AbstractBackground and aim
Endoscopic procedures of the gastrointestinal tract represent a category of diagnostic tests that considerably rely on skills and dexterity of a human tester. The present analysis aimed to delineate factors that affect the success of teaching endoscopy and potentially limit the acquisition of new skills and knowledge.Methods
The performance of the endoscopist is described in terms of sensitivity and specificity. The outcomes of sequential testing and acquisition of new knowledge are calculated using matrix algebra. Teaching is modeled as an iterative process with an incremental improvement in a fellow’s performance matrix.Results
As a diagnostician, an endoscopist cannot measure beyond his/her own level of competence. The cognition and endoscopic skills of both the fellow and the attending physician determine how fast the fellow’s endoscopic performance improves over time. The better the fellow’s and the attending’s abilities are to recognize and amend residual deficiencies, the faster the fellow’s endoscopic performance improves. Severe or even complete diagnostic incompetence by either party can draw out the training process or even result in a complete standstill, respectively.Conclusion

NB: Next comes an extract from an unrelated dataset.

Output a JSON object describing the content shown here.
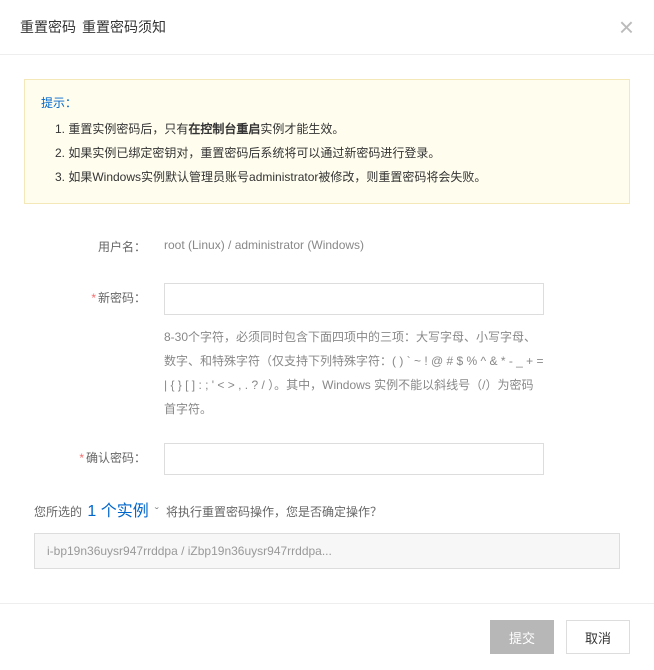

The description of endoscopic performance in terms of test characteristics provides valuable insights into the influence of endoscopic performance characteristics on the outcome of endoscopy and on the constraints of teaching endoscopic skills.